But William Clay Ford Jr. will be chairman of the board, and that means that once again a Ford will be on top of the organizational chart.
When Henry Ford II stepped down in 1980 and turned over the top spot to Phil Caldwell - who did a good job - it always seemed a little unnatural. Maybe in this day and age you do need a professional management team. But it's still nice to know that someone who has a longer perspective is looking out for the interests of the company. Billy Ford is the great-grandson of the original Henry Ford, and the family still has 40 percent of the voting stock; it's only natural for the family to want a Ford to keep an eye on things.
I'm sure that William Clay Ford Sr. is proud of his son and feels that the time is right for him to take over the reins of the family business and represent the family on the board along with his cousin Edsel.

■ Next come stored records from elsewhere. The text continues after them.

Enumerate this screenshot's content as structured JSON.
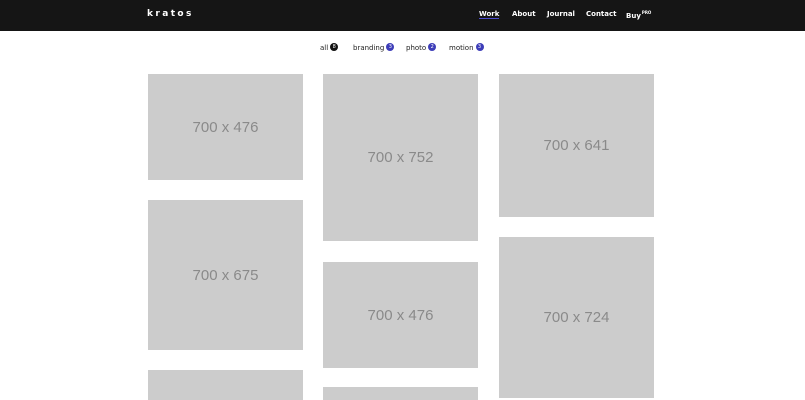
{
  "brand": {
    "logo": "kratos"
  },
  "nav": {
    "items": [
      {
        "label": "Work",
        "active": true
      },
      {
        "label": "About"
      },
      {
        "label": "Journal"
      },
      {
        "label": "Contact"
      },
      {
        "label": "Buy",
        "badge": "PRO"
      }
    ]
  },
  "filters": [
    {
      "label": "all",
      "count": "8",
      "active": true
    },
    {
      "label": "branding",
      "count": "3"
    },
    {
      "label": "photo",
      "count": "2"
    },
    {
      "label": "motion",
      "count": "3"
    }
  ],
  "gallery": {
    "items": [
      {
        "label": "700 x 476"
      },
      {
        "label": "700 x 675"
      },
      {
        "label": ""
      },
      {
        "label": "700 x 752"
      },
      {
        "label": "700 x 476"
      },
      {
        "label": ""
      },
      {
        "label": "700 x 641"
      },
      {
        "label": "700 x 724"
      }
    ]
  },
  "colors": {
    "navbar_bg": "#151515",
    "accent": "#3d3db8",
    "placeholder": "#cccccc",
    "placeholder_text": "#8a8a8a"
  }
}
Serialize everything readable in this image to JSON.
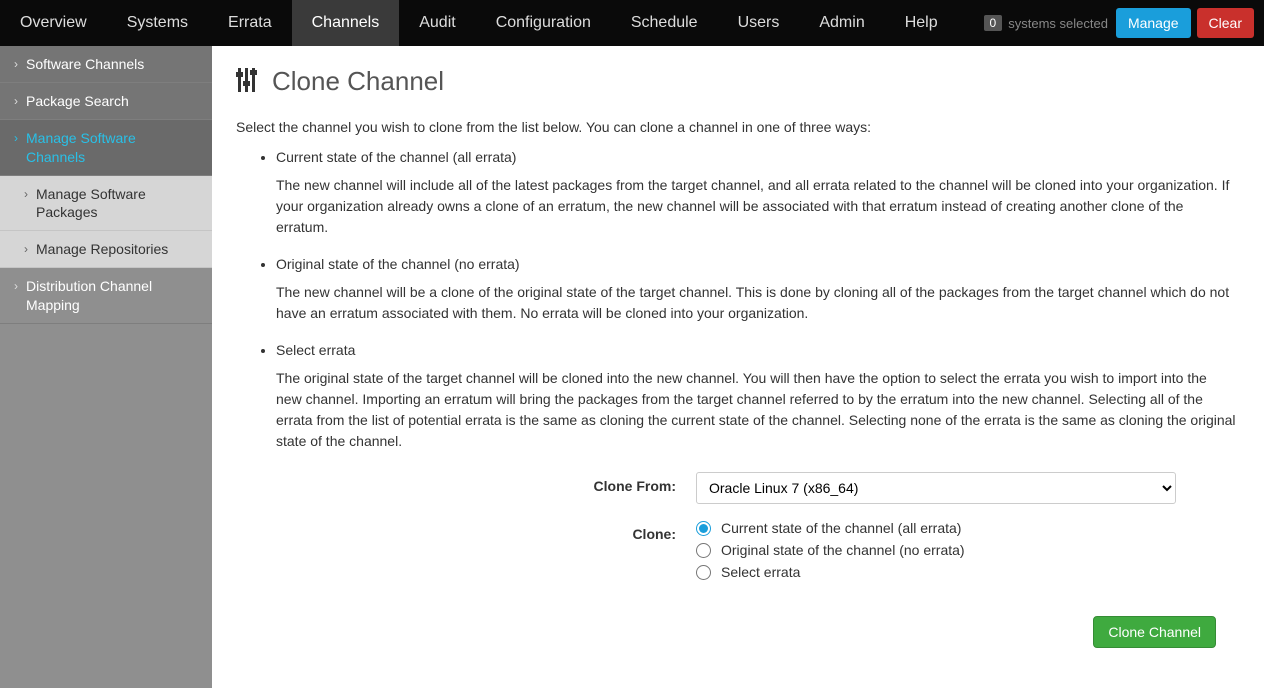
{
  "topnav": {
    "items": [
      "Overview",
      "Systems",
      "Errata",
      "Channels",
      "Audit",
      "Configuration",
      "Schedule",
      "Users",
      "Admin",
      "Help"
    ],
    "active_index": 3,
    "systems_count": "0",
    "systems_label": "systems selected",
    "manage_label": "Manage",
    "clear_label": "Clear"
  },
  "sidebar": {
    "items": [
      {
        "label": "Software Channels",
        "type": "item",
        "dark": true
      },
      {
        "label": "Package Search",
        "type": "item",
        "dark": true
      },
      {
        "label": "Manage Software Channels",
        "type": "item",
        "active": true
      },
      {
        "label": "Manage Software Packages",
        "type": "sub"
      },
      {
        "label": "Manage Repositories",
        "type": "sub"
      },
      {
        "label": "Distribution Channel Mapping",
        "type": "item"
      }
    ]
  },
  "page": {
    "title": "Clone Channel",
    "intro": "Select the channel you wish to clone from the list below. You can clone a channel in one of three ways:",
    "ways": [
      {
        "title": "Current state of the channel (all errata)",
        "desc": "The new channel will include all of the latest packages from the target channel, and all errata related to the channel will be cloned into your organization. If your organization already owns a clone of an erratum, the new channel will be associated with that erratum instead of creating another clone of the erratum."
      },
      {
        "title": "Original state of the channel (no errata)",
        "desc": "The new channel will be a clone of the original state of the target channel. This is done by cloning all of the packages from the target channel which do not have an erratum associated with them. No errata will be cloned into your organization."
      },
      {
        "title": "Select errata",
        "desc": "The original state of the target channel will be cloned into the new channel. You will then have the option to select the errata you wish to import into the new channel. Importing an erratum will bring the packages from the target channel referred to by the erratum into the new channel. Selecting all of the errata from the list of potential errata is the same as cloning the current state of the channel. Selecting none of the errata is the same as cloning the original state of the channel."
      }
    ],
    "form": {
      "clone_from_label": "Clone From:",
      "clone_from_value": "Oracle Linux 7 (x86_64)",
      "clone_label": "Clone:",
      "radios": [
        "Current state of the channel (all errata)",
        "Original state of the channel (no errata)",
        "Select errata"
      ],
      "selected_radio_index": 0,
      "submit_label": "Clone Channel"
    }
  }
}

Alex Trotman is leaving before the final verdict on his stewardship. His single most important project has been Ford 2000, which has yet to be convincingly proven effective or successful.
And new CEO Jac Nasser will have his hands full trying to run Ford as a global company with competition from around the world knocking at the door.
Billy's appointment does one important thing. Regardless of the nationality of the CEO, Ford Motor Co. is an American company based in Dearborn.
It has a global presence, but it is American. With a Ford as chairman, there can be no doubt. If DaimlerChrysler is global, so be it. But Fiat is Italian, Renault is French, Toyota is Japanese and Ford is American.
The Fords have a long and wonderful history. I'm sure that Billy will enjoy his new position with the family business. But I'm also sure that he has no idea just how much time he will have to give, even as a non-CEO chairman, to this enterprise. We wish him well.